The horizontal seismograph shown here moves only in the horizontal plane.

Vertical seismographs, like the simple one shown here, use a "soft" link between the earth-anchored
instrument and the suspended mass. In this design, the mass hangs from a spring, which absorbs some
of the motion and causes the mass to lag behind actual motion. This principle is illustrated in the Figure 1 above.

Vertical support AB holds mass M in position by wire AM and by strut BM at point B.
The system becomes a seismometer when the vertical support is embedded in a concrete pier attached to
the Earth. If there is no friction at the point B and mass M is reasonably large, the movement of the pier
and the attached upright support in response to an earthquake wave will set up a differential motion between
the mass and the pier (the inertia of the mass will make it remain at rest).

This motion - the signal of an earthquake wave - can then be recorded on a revolving drum.
When the pier is steady, the pen attached to the mass writes a straight line. But when the pier shakes,
the mass and strut wiggle, recording waves from the earthquake that started the boom in motion.
Usually, the drum rotates on a screw-threaded axle so that the recording pen moves on a continuously advancing
record and does not simply repeat the same circle over and over.
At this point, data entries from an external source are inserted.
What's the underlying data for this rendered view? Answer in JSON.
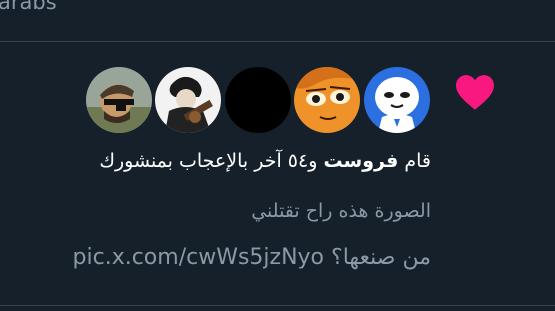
{
  "previous_tweet": {
    "partial_text": "arabs"
  },
  "notification": {
    "type_icon": "heart-icon",
    "accent_color": "#f91880",
    "avatars": [
      {
        "name": "avatar-1",
        "description": "illustrated user with sunglasses"
      },
      {
        "name": "avatar-2",
        "description": "anime character with guitar"
      },
      {
        "name": "avatar-3",
        "description": "black avatar"
      },
      {
        "name": "avatar-4",
        "description": "orange manga face"
      },
      {
        "name": "avatar-5",
        "description": "white cartoon face on blue"
      }
    ],
    "liked_prefix": "قام",
    "liked_user": "فروست",
    "liked_suffix": "و٥٤ آخر بالإعجاب بمنشورك",
    "tweet_line_1": "الصورة هذه راح تقتلني",
    "tweet_line_2_text": "من صنعها؟",
    "tweet_line_2_link": "pic.x.com/cwWs5jzNyo"
  },
  "colors": {
    "background": "#15202b",
    "divider": "#38444d",
    "secondary_text": "#8b98a5",
    "primary_text": "#ffffff"
  }
}
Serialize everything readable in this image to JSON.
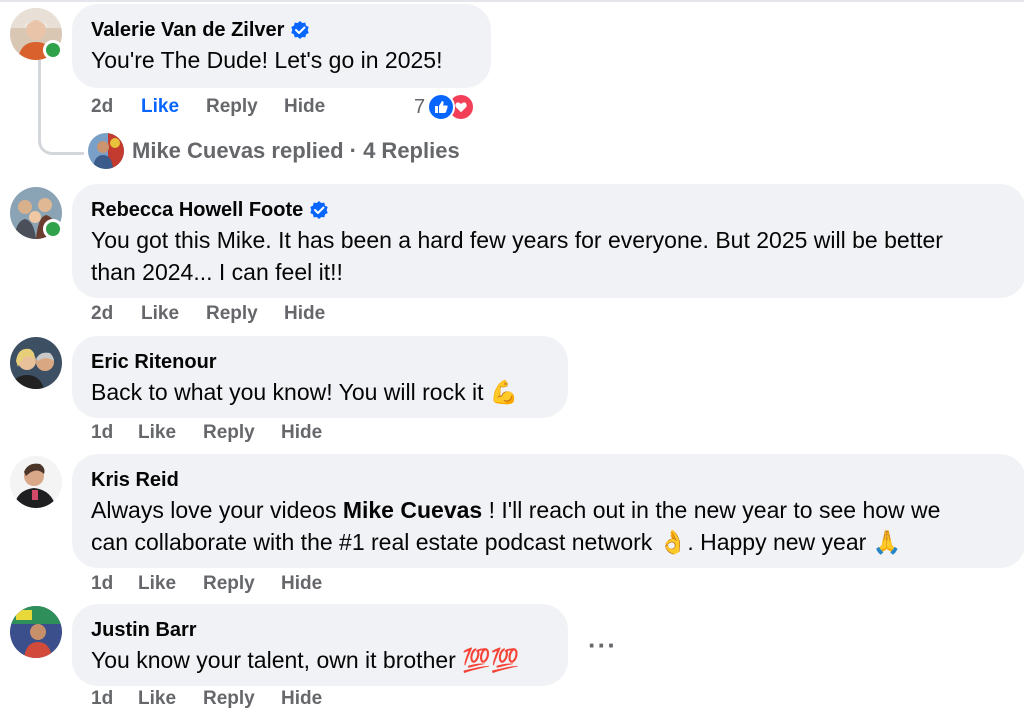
{
  "comments": [
    {
      "author": "Valerie Van de Zilver",
      "verified": true,
      "text": "You're The Dude! Let's go in 2025!",
      "time": "2d",
      "like": "Like",
      "reply": "Reply",
      "hide": "Hide",
      "reaction_count": "7"
    },
    {
      "author": "Rebecca Howell Foote",
      "verified": true,
      "text_line1": "You got this Mike. It has been a hard few years for everyone. But 2025 will be better",
      "text_line2": "than 2024... I can feel it!!",
      "time": "2d",
      "like": "Like",
      "reply": "Reply",
      "hide": "Hide"
    },
    {
      "author": "Eric Ritenour",
      "text": "Back to what you know! You will rock it",
      "emoji": "💪",
      "time": "1d",
      "like": "Like",
      "reply": "Reply",
      "hide": "Hide"
    },
    {
      "author": "Kris Reid",
      "text_pre": "Always love your videos ",
      "mention": "Mike Cuevas",
      "text_post": " ! I'll reach out in the new year to see how we",
      "text_line2": "can collaborate with the #1 real estate podcast network",
      "emoji1": "👌",
      "text_line2_post": ". Happy new year",
      "emoji2": "🙏",
      "time": "1d",
      "like": "Like",
      "reply": "Reply",
      "hide": "Hide"
    },
    {
      "author": "Justin Barr",
      "text": "You know your talent, own it brother",
      "emoji": "💯💯",
      "time": "1d",
      "like": "Like",
      "reply": "Reply",
      "hide": "Hide"
    }
  ],
  "replies": {
    "text": "Mike Cuevas replied · 4 Replies"
  },
  "more_options": "···",
  "colors": {
    "bubble": "#f0f2f5",
    "meta_text": "#65676b",
    "like_active": "#0866ff",
    "verified": "#0866ff",
    "online": "#31a24c",
    "love": "#f33e58"
  },
  "icons": [
    "verified-badge-icon",
    "like-reaction-icon",
    "love-reaction-icon",
    "online-status-icon",
    "more-options-icon"
  ]
}
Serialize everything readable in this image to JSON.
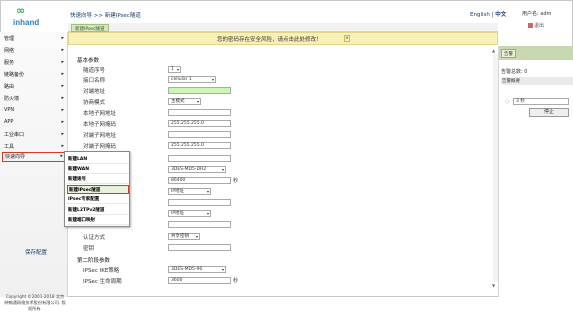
{
  "header": {
    "breadcrumb": "快速向导 >> 新建IPsec隧道",
    "tab": "新建IPsec隧道",
    "lang_en": "English",
    "lang_sep": "|",
    "lang_zh": "中文",
    "user": "用户名: adm",
    "logout": "退出"
  },
  "logo": {
    "mark": "∞",
    "brand": "inhand"
  },
  "warning": {
    "text": "您的密码存在安全风险，请点击此处修改！",
    "close": "×"
  },
  "sidebar": {
    "items": [
      {
        "label": "管理",
        "arrow": "▸"
      },
      {
        "label": "网络",
        "arrow": "▸"
      },
      {
        "label": "服务",
        "arrow": "▸"
      },
      {
        "label": "链路备份",
        "arrow": "▸"
      },
      {
        "label": "路由",
        "arrow": "▸"
      },
      {
        "label": "防火墙",
        "arrow": "▸"
      },
      {
        "label": "VPN",
        "arrow": "▸"
      },
      {
        "label": "APP",
        "arrow": "▸"
      },
      {
        "label": "工业串口",
        "arrow": "▸"
      },
      {
        "label": "工具",
        "arrow": "▸"
      },
      {
        "label": "快速向导",
        "arrow": "▸"
      }
    ],
    "save_config": "保存配置",
    "copyright": "Copyright ©2001-2018 北京映翰通网络技术股份有限公司. 版权所有."
  },
  "dropdown": {
    "items": [
      "新建LAN",
      "新建WAN",
      "新建拨号",
      "新建IPsec隧道",
      "IPsec专家配置",
      "新建L2TPv2隧道",
      "新建端口映射"
    ]
  },
  "form": {
    "basic_title": "基本参数",
    "tunnel_no_label": "隧道序号",
    "tunnel_no_value": "1",
    "iface_label": "接口名称",
    "iface_value": "cellular 1",
    "peer_addr_label": "对端地址",
    "negotiate_label": "协商模式",
    "negotiate_value": "主模式",
    "local_subnet_label": "本地子网地址",
    "local_mask_label": "本地子网掩码",
    "local_mask_value": "255.255.255.0",
    "peer_subnet_label": "对端子网地址",
    "peer_mask_label": "对端子网掩码",
    "peer_mask_value": "255.255.255.0",
    "ike_value": "3DES-MD5-DH2",
    "lifetime_value": "86400",
    "lifetime_unit": "秒",
    "id_type_1": "IP地址",
    "id_type_2": "IP地址",
    "auth_label": "认证方式",
    "auth_value": "共享密钥",
    "secret_label": "密钥",
    "phase2_title": "第二阶段参数",
    "ipsec_policy_label": "IPSec IKE策略",
    "ipsec_policy_value": "3DES-MD5-96",
    "ipsec_life_label": "IPSec 生命周期",
    "ipsec_life_value": "3600",
    "ipsec_life_unit": "秒"
  },
  "right_panel": {
    "tab": "告警",
    "count": "告警总数: 0",
    "overview": "告警概要",
    "interval": "3 秒",
    "stop": "停止"
  }
}
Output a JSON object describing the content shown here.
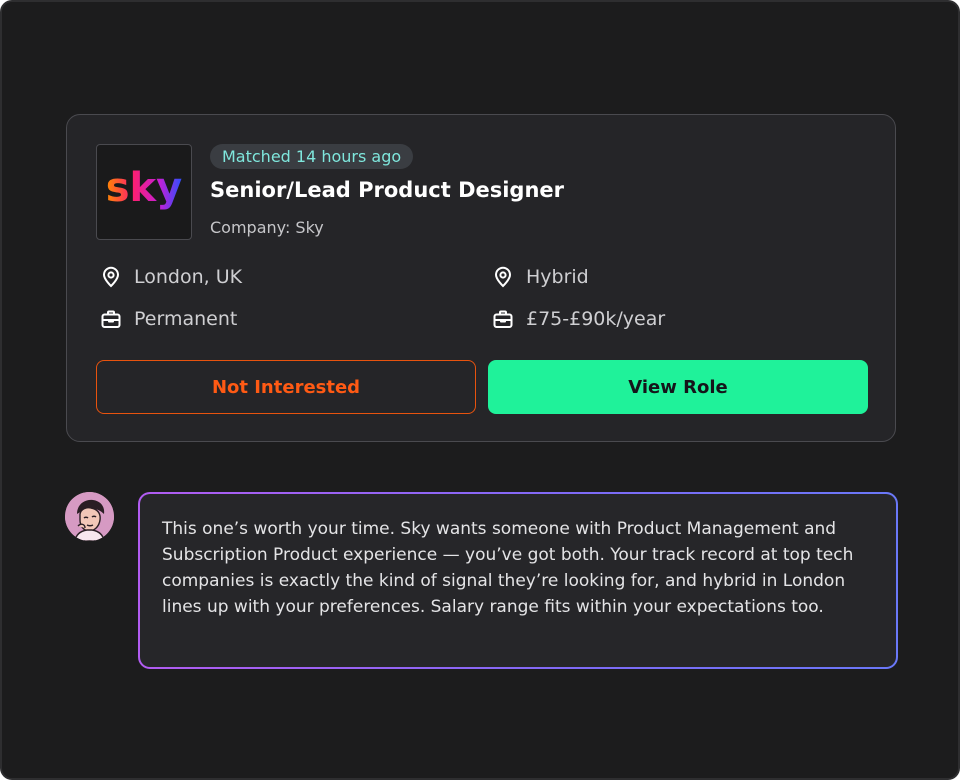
{
  "job": {
    "logo_text": "sky",
    "match_badge": "Matched 14 hours ago",
    "title": "Senior/Lead Product Designer",
    "company": "Company: Sky",
    "location": "London, UK",
    "work_mode": "Hybrid",
    "contract": "Permanent",
    "salary": "£75-£90k/year",
    "icons": {
      "location": "map-pin-icon",
      "work_mode": "map-pin-icon",
      "contract": "briefcase-icon",
      "salary": "briefcase-icon"
    }
  },
  "actions": {
    "not_interested_label": "Not Interested",
    "view_role_label": "View Role"
  },
  "assistant": {
    "avatar": "assistant-avatar",
    "message": "This one’s worth your time. Sky wants someone with Product Management and Subscription Product experience — you’ve got both. Your track record at top tech companies is exactly the kind of signal they’re looking for, and hybrid in London lines up with your preferences. Salary range fits within your expectations too."
  },
  "colors": {
    "background": "#1c1c1d",
    "card": "#252528",
    "accent_green": "#1ff29a",
    "accent_orange": "#ff5a14",
    "badge_text": "#7fe7dd",
    "message_border_start": "#b25cf2",
    "message_border_end": "#6a78f8"
  }
}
Because time - both the time of day
and the synchronization of events - is an important element in seismology,
clocks are always part of a seismograph system.
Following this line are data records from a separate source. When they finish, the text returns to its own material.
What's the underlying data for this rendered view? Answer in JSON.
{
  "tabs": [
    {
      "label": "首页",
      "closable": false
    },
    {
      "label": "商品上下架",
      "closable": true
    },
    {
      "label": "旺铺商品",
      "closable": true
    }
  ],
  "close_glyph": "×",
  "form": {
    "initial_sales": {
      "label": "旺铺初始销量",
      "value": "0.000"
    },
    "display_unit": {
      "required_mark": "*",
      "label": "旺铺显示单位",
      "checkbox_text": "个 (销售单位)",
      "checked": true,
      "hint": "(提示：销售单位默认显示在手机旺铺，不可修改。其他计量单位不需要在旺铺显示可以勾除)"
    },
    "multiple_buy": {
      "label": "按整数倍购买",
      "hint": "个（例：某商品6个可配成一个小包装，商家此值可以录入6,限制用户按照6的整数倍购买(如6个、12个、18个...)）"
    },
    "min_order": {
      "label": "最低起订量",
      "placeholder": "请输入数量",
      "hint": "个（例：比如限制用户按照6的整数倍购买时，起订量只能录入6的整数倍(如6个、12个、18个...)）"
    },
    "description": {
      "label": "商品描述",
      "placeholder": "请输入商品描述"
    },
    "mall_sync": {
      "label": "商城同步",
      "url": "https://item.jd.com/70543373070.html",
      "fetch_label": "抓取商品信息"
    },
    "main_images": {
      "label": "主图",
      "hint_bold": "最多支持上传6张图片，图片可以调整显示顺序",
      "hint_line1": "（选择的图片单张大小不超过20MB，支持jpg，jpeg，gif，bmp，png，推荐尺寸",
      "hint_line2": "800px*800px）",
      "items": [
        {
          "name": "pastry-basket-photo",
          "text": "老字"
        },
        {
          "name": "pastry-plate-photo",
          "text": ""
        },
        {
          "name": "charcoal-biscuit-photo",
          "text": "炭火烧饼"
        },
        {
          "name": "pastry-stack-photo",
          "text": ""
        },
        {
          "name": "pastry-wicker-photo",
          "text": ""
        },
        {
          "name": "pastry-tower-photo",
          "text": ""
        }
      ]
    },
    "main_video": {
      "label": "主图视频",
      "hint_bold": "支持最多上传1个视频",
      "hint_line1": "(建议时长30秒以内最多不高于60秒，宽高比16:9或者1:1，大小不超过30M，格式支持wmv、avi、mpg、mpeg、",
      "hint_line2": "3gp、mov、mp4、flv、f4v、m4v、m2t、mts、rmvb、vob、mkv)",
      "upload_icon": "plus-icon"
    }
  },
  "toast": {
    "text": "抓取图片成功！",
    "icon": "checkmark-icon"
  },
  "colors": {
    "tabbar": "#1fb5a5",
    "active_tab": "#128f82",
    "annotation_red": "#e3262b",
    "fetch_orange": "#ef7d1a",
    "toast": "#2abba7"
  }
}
A single seismograph pendulum works in only one direction, and cannot give a complete picture of
wave motions from other directions. To overcome this problem, modern seismograph stations have
three separate instruments to record horizontal waves - (1) one to record the north-south waves,
(2) another to record east-west waves, and (3) a vertical one in which a weight resting on a spring
tends to stand still and record vertical ground motions. The spring-suspended mass lags behind the
motion caused by the earthquake, making the pen record the waves on the drum. This combination of
instruments tells a seismologist the general direction of the seismic wave source, the magnitude at
its source, and the character of the wave motion. Instruments at other stations must be used to get a
precise fix on the earthquake's epicenter.

As explained earlier, an earthquake generates a series of waves that penetrate the entire Earth, and travel at
and through its surface. Each wave has a characteristic velocity and mode of travel.
They are quite complex, but a few basic facts will explain how they travel through the Earth and how
an earthquake's epicenter can be determined from seismograph records.